When I first heard of “Gaining Ground” by Forrest Pritchard, I was intrigued because Smith Meadows is in my area and I had heard good things about it. But I approached the book with some reservation, wondering what a book about farming, of which I have a limited understanding, would be like. While I try to learn and write about how our food is being grown, everyday life on a farm is unfamiliar to me. It is, however, precisely, this kind of reader that would be fascinated by this book. Forrest Pritchard, who came to farming after graduating in English and Geography from William and Mary, takes us on an absorbing journey as he attempts to revive the family farm.

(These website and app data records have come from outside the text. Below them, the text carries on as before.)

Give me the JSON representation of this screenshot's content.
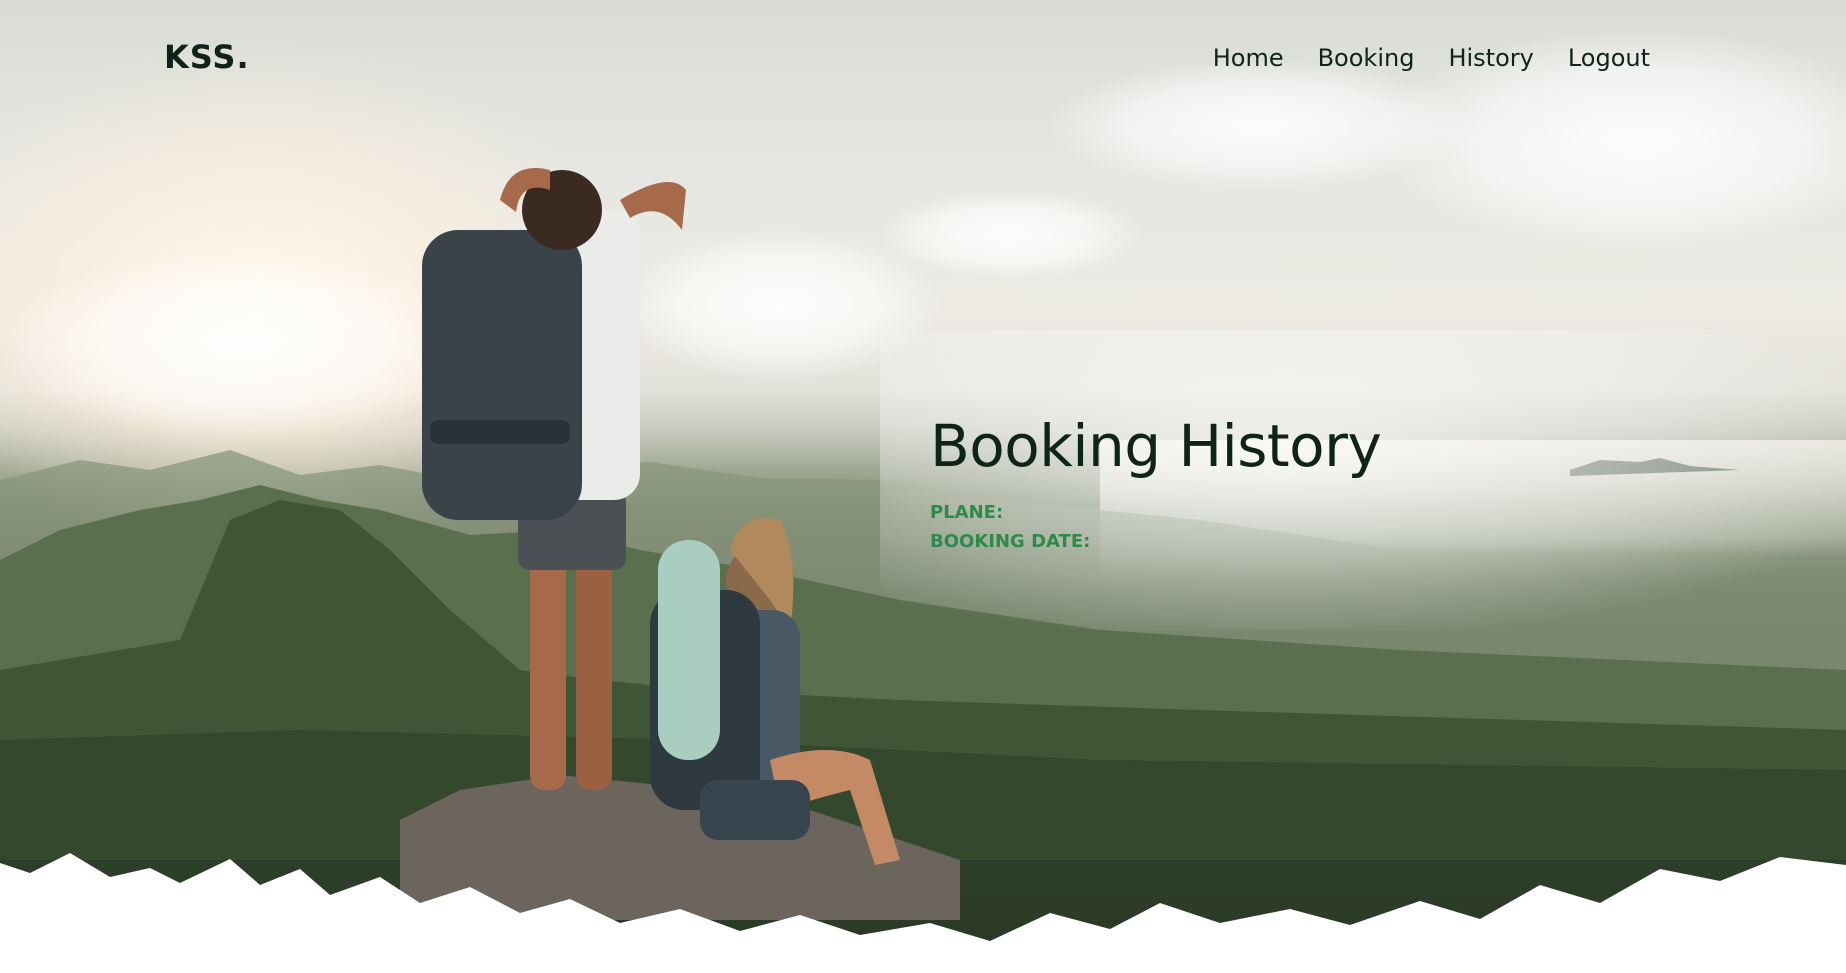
{
  "header": {
    "brand": "KSS.",
    "nav": [
      {
        "label": "Home"
      },
      {
        "label": "Booking"
      },
      {
        "label": "History"
      },
      {
        "label": "Logout"
      }
    ]
  },
  "main": {
    "title": "Booking History",
    "details": [
      {
        "label": "PLANE:",
        "value": ""
      },
      {
        "label": "BOOKING DATE:",
        "value": ""
      }
    ]
  },
  "colors": {
    "brand_text": "#10231a",
    "title_text": "#0f2419",
    "detail_label": "#2e8a4a"
  },
  "background": {
    "description_icon": "hikers-landscape-image"
  }
}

Smith Meadows farm is located in Virginia, in an area known as the Apple Capital of the world, lush with fruits and apple blossoms. Over the course of the book, the suburbs and farmers markets come in closer and city lights are not as distant as before. This change is also reflected in the way the farm works; in the efforts Mr. Pritchard has to make to find a butcher, a trade going extinct with the spread of large scale meat processing; and sometimes in the cluelessness of some city people about the way their food comes to the table. One of the really interesting aspects of the book is the authors’ experience with farmers’ markets: why markets in some shiny new suburbs (carved out from erstwhile farmland!) saw hardly any interest while some more urban spots actively sought out the grass fed beef and free range eggs (among other products) that the author offered, and thus opened the way to making the farm viable. Partly, the answer to that question lies in the value we put on our food, the understanding that cheap food has an invisible price attached that we do not pay at the checkout but in other ways: inadequate nutrition, poor health and environmental outcomes, and rising medical costs.
As we read about the beginner farmer’s learning experiences raising hens, cows, pigs, sheep and cultivating pasture in an organic and sustainable way; we come to appreciate the effort and care that goes into raising our food. There are passages here that you might want to share with your kids: the goat who wandered off, the little pigs who wake up late, stretch lazily, and then go out to the specific area they have designated as their “bathroom”, and of course, the episode involving chicken poop, lots of it!
In the noisy debate over issues in the food system, we seldom hear first hand the voice of the farmer and this book brings us that experience. The choices for a farmer and the constraints faced by family farms become clear as does their tenacity and love for their way of life. While he may not (yet) have written the Great American Novel that he describes himself as planning, he has given us an account of his attempt to grow food in a sustainable , thoughtful way that kept me absorbed throughout.
“Gaining Ground” from Lyons Press comes to bookstores May 21st.